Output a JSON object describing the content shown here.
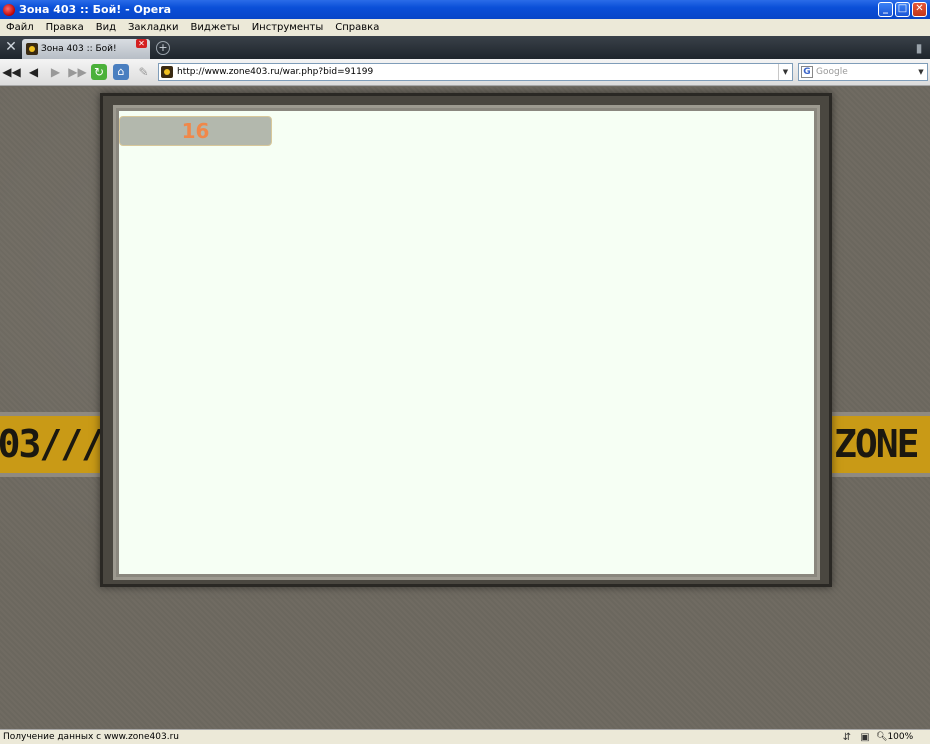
{
  "window": {
    "title": "Зона 403 :: Бой! - Opera",
    "buttons": {
      "minimize": "_",
      "maximize": "□",
      "close": "✕"
    }
  },
  "menubar": {
    "items": [
      "Файл",
      "Правка",
      "Вид",
      "Закладки",
      "Виджеты",
      "Инструменты",
      "Справка"
    ]
  },
  "tabs": [
    {
      "label": "Зона 403 :: Бой!",
      "active": true
    }
  ],
  "toolbar": {
    "url": "http://www.zone403.ru/war.php?bid=91199",
    "search_placeholder": "Google",
    "search_engine": "G"
  },
  "page": {
    "counter": "16",
    "banner_left": "03///",
    "banner_right": "ZONE"
  },
  "statusbar": {
    "text": "Получение данных с www.zone403.ru",
    "zoom": "100%"
  },
  "colors": {
    "titlebar": "#0a4fd8",
    "content_bg": "#f6fff4",
    "counter_text": "#f0884a",
    "tape": "#c99a16"
  }
}
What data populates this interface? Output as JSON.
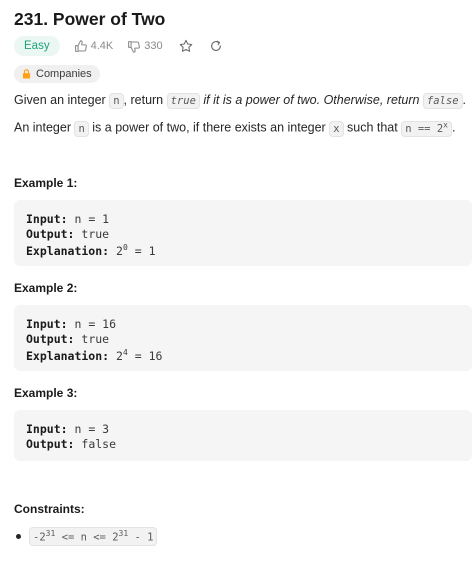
{
  "problem": {
    "title": "231. Power of Two",
    "difficulty": "Easy",
    "likes": "4.4K",
    "dislikes": "330",
    "companies_label": "Companies"
  },
  "description": {
    "p1": {
      "a": "Given an integer ",
      "n": "n",
      "b": ", return ",
      "true": "true",
      "c": " if it is a power of two. Otherwise, return ",
      "false": "false",
      "d": "."
    },
    "p2": {
      "a": "An integer ",
      "n": "n",
      "b": " is a power of two, if there exists an integer ",
      "x": "x",
      "c": " such that ",
      "expr": "n == 2",
      "expr_sup": "x",
      "d": "."
    }
  },
  "examples": [
    {
      "title": "Example 1:",
      "input_label": "Input:",
      "input": "n = 1",
      "output_label": "Output:",
      "output": "true",
      "explanation_label": "Explanation:",
      "explanation_base": "2",
      "explanation_exp": "0",
      "explanation_rest": " = 1"
    },
    {
      "title": "Example 2:",
      "input_label": "Input:",
      "input": "n = 16",
      "output_label": "Output:",
      "output": "true",
      "explanation_label": "Explanation:",
      "explanation_base": "2",
      "explanation_exp": "4",
      "explanation_rest": " = 16"
    },
    {
      "title": "Example 3:",
      "input_label": "Input:",
      "input": "n = 3",
      "output_label": "Output:",
      "output": "false"
    }
  ],
  "constraints": {
    "title": "Constraints:",
    "item": {
      "a": "-2",
      "a_sup": "31",
      "b": " <= n <= 2",
      "b_sup": "31",
      "c": " - 1"
    }
  },
  "icons": {
    "like": "thumbs-up-icon",
    "dislike": "thumbs-down-icon",
    "star": "star-icon",
    "share": "share-icon",
    "lock": "lock-icon"
  },
  "colors": {
    "easy_text": "#1fa27b",
    "easy_bg": "#ebf7f2",
    "lock": "#ffa116"
  }
}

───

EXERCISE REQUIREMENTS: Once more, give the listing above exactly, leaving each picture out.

WRITTEN ANSWER:
Output a JSON object describing the content shown here.
{
  "window": {
    "title": "Зона 403 :: Бой! - Opera",
    "buttons": {
      "minimize": "_",
      "maximize": "□",
      "close": "✕"
    }
  },
  "menubar": {
    "items": [
      "Файл",
      "Правка",
      "Вид",
      "Закладки",
      "Виджеты",
      "Инструменты",
      "Справка"
    ]
  },
  "tabs": [
    {
      "label": "Зона 403 :: Бой!",
      "active": true
    }
  ],
  "toolbar": {
    "url": "http://www.zone403.ru/war.php?bid=91199",
    "search_placeholder": "Google",
    "search_engine": "G"
  },
  "page": {
    "counter": "16",
    "banner_left": "03///",
    "banner_right": "ZONE"
  },
  "statusbar": {
    "text": "Получение данных с www.zone403.ru",
    "zoom": "100%"
  },
  "colors": {
    "titlebar": "#0a4fd8",
    "content_bg": "#f6fff4",
    "counter_text": "#f0884a",
    "tape": "#c99a16"
  }
}
What data populates this interface? Output as JSON.
{
  "problem": {
    "title": "231. Power of Two",
    "difficulty": "Easy",
    "likes": "4.4K",
    "dislikes": "330",
    "companies_label": "Companies"
  },
  "description": {
    "p1": {
      "a": "Given an integer ",
      "n": "n",
      "b": ", return ",
      "true": "true",
      "c": " if it is a power of two. Otherwise, return ",
      "false": "false",
      "d": "."
    },
    "p2": {
      "a": "An integer ",
      "n": "n",
      "b": " is a power of two, if there exists an integer ",
      "x": "x",
      "c": " such that ",
      "expr": "n == 2",
      "expr_sup": "x",
      "d": "."
    }
  },
  "examples": [
    {
      "title": "Example 1:",
      "input_label": "Input:",
      "input": "n = 1",
      "output_label": "Output:",
      "output": "true",
      "explanation_label": "Explanation:",
      "explanation_base": "2",
      "explanation_exp": "0",
      "explanation_rest": " = 1"
    },
    {
      "title": "Example 2:",
      "input_label": "Input:",
      "input": "n = 16",
      "output_label": "Output:",
      "output": "true",
      "explanation_label": "Explanation:",
      "explanation_base": "2",
      "explanation_exp": "4",
      "explanation_rest": " = 16"
    },
    {
      "title": "Example 3:",
      "input_label": "Input:",
      "input": "n = 3",
      "output_label": "Output:",
      "output": "false"
    }
  ],
  "constraints": {
    "title": "Constraints:",
    "item": {
      "a": "-2",
      "a_sup": "31",
      "b": " <= n <= 2",
      "b_sup": "31",
      "c": " - 1"
    }
  },
  "icons": {
    "like": "thumbs-up-icon",
    "dislike": "thumbs-down-icon",
    "star": "star-icon",
    "share": "share-icon",
    "lock": "lock-icon"
  },
  "colors": {
    "easy_text": "#1fa27b",
    "easy_bg": "#ebf7f2",
    "lock": "#ffa116"
  }
}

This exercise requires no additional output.